Security Architect with IBM and DC Divas and Team USA Running Back. Glen Burnie, MD.
"As a teen mom, having my son at the age of 18 during my first semester in college, I had no idea how to juggle being a full-time mom, a full-time student, and working enough hours to take care of all the needs of my child. The assistance of foodstamps and SNAP benefits allowed me to put my son in daycare centers while I attended school, feed my son and provide a roof over our heads since my hours of working were limited. I always tell people that whatever it is that your heart desires in life, you CAN and will get it. It's not going to be easy, but when there's a will there's a way. As long as you have faith and God on your side anything is possible. My number one priority as a single mom is to show my son that he needs to strive for more in life, more than high school, and these benefits allowed me to do just that. I was able to stay in school after having my son, and continued on straight through graduation in 2003 with a BS degree in Computer Science. This educational foundation has allowed me to work for wonderful companies such as my present company IBM. In Dec. 2010, I earned my Master's Degree in Information Assurance, becoming the first person in my family to do so! I am currently gold medalist for Team USA women's national football team and consider myself as successful, but if it were not for receiving the foodstamps and SNAP benefits starting out, I wouldn't have achieved any of my accomplishments or been able to give my son the life he deserves."
2012 Eisenhower Fellow and Tax Attorney. Philadelphia, PA.
"By providing welfare and food stamps when I was a child, I believe the taxpayers were investing in my future. I believe I turned out to be a good investment."
Sen. Patty Murray
Senator, Bothell, WA.
“When my father was diagnosed with MS and to stop working, it was food stamps that helped my family keep our heads above the water and put food on the table while my mom looked for work. This critical government support was there for my family and for millions of families just like ours when we needed it most, and I am proud to fight.”

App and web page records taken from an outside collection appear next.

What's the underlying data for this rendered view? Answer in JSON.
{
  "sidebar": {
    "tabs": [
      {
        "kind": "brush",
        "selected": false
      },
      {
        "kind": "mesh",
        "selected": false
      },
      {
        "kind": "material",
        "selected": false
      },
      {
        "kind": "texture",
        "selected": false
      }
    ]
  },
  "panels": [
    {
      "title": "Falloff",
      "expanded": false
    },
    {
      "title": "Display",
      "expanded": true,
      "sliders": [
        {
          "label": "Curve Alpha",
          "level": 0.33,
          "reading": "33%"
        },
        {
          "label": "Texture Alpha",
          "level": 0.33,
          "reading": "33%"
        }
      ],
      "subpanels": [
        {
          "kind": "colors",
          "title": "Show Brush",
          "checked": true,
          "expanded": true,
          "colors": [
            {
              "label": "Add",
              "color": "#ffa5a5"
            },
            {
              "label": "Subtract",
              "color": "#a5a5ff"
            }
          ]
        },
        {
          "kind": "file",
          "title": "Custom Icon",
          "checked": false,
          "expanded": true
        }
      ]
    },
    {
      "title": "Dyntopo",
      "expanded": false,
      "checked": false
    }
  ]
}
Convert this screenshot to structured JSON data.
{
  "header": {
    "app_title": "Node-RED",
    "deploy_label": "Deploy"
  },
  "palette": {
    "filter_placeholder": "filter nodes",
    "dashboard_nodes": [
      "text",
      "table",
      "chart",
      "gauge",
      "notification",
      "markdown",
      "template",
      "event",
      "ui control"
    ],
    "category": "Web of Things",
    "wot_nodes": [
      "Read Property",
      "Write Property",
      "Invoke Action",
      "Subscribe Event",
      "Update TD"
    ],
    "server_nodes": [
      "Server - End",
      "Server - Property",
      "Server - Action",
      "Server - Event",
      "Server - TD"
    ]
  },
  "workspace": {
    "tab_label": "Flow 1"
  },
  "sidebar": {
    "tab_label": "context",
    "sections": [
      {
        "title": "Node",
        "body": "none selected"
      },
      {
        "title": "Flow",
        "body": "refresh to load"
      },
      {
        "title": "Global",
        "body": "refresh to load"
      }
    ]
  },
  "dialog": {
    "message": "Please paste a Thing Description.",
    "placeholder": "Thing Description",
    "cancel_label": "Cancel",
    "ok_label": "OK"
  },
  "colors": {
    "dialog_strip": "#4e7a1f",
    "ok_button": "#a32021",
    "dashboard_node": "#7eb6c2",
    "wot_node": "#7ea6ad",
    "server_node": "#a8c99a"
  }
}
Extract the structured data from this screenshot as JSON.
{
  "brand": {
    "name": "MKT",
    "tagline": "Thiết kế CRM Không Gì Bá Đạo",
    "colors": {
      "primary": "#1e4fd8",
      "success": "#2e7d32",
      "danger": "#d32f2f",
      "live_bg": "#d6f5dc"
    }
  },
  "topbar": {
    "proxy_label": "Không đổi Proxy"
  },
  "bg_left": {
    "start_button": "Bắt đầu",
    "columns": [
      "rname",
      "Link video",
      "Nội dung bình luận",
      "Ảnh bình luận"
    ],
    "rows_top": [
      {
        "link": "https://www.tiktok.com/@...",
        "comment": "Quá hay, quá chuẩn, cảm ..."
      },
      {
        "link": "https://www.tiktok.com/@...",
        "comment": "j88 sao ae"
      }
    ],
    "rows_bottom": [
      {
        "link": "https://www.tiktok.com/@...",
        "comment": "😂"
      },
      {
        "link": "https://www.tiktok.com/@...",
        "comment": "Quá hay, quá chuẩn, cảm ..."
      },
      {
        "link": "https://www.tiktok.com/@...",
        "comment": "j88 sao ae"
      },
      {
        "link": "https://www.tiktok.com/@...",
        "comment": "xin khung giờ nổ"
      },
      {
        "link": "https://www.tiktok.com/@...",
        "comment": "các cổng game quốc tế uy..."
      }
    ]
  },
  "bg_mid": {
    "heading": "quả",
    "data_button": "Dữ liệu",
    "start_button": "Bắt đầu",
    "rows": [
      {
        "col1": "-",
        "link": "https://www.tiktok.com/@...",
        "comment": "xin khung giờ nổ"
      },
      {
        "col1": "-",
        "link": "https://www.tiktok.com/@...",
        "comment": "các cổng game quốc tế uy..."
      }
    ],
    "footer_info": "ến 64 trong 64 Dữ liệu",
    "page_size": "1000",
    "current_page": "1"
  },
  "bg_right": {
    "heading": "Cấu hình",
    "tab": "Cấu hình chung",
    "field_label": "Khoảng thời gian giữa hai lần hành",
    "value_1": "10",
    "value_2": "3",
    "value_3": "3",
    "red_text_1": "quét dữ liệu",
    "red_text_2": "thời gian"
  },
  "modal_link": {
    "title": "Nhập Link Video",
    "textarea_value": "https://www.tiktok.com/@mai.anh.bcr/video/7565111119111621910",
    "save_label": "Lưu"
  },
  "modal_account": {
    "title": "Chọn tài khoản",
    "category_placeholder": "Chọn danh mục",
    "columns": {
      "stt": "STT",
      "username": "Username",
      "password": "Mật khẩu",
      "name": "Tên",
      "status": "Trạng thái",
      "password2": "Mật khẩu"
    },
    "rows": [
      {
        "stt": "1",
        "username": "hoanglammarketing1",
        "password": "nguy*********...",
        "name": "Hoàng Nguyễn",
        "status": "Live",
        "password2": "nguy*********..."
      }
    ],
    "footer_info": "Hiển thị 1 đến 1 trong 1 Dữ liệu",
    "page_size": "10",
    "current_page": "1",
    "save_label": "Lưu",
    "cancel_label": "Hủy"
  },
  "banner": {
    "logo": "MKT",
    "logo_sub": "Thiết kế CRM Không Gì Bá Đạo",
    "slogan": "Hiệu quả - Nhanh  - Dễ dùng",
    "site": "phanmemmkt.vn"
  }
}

Center for WNBA's Chicago Sky, Chicago, IL.
"My mom did everything she could to raise my brother, sister and I, but sometimes there wasn't enough money to go around.The free and reduced lunch programs at my school made sure that my siblings and I had a nutritious meal that my mom could not always afford herself, and gave me the energy I needed to learn in school and participate in sports!"
Human Rights Advocate and Senior Partner at ChangeLab. Seattle.
“I was once a food stamps worker, so when I needed help, applying for food stamps was a no-brainer. It helps hungry people and is a great investment in our food economy, allowing recipients to participate as consumers while feeding their families. I was and am a human rights advocate. At the time, I was organizing people to oppose racial violence in a city where hate crime statistics were soaring. The work paid very little, but I could make ends meet because of food stamps. I'm now more than 30 years into a career in human rights. It's a career I built through experience, without the benefit of a college degree. I was able to gain that experience in no small part because of the help I received from food stamps. Over the years I've been the Executive Director of two philanthropic foundations, and a community organizer in communities as diverse as rural Appalachia and urban Washington, D.C. Today, I'm a Senior Partner in a racial justice institute called ChangeLab and a grateful food stamps alum.”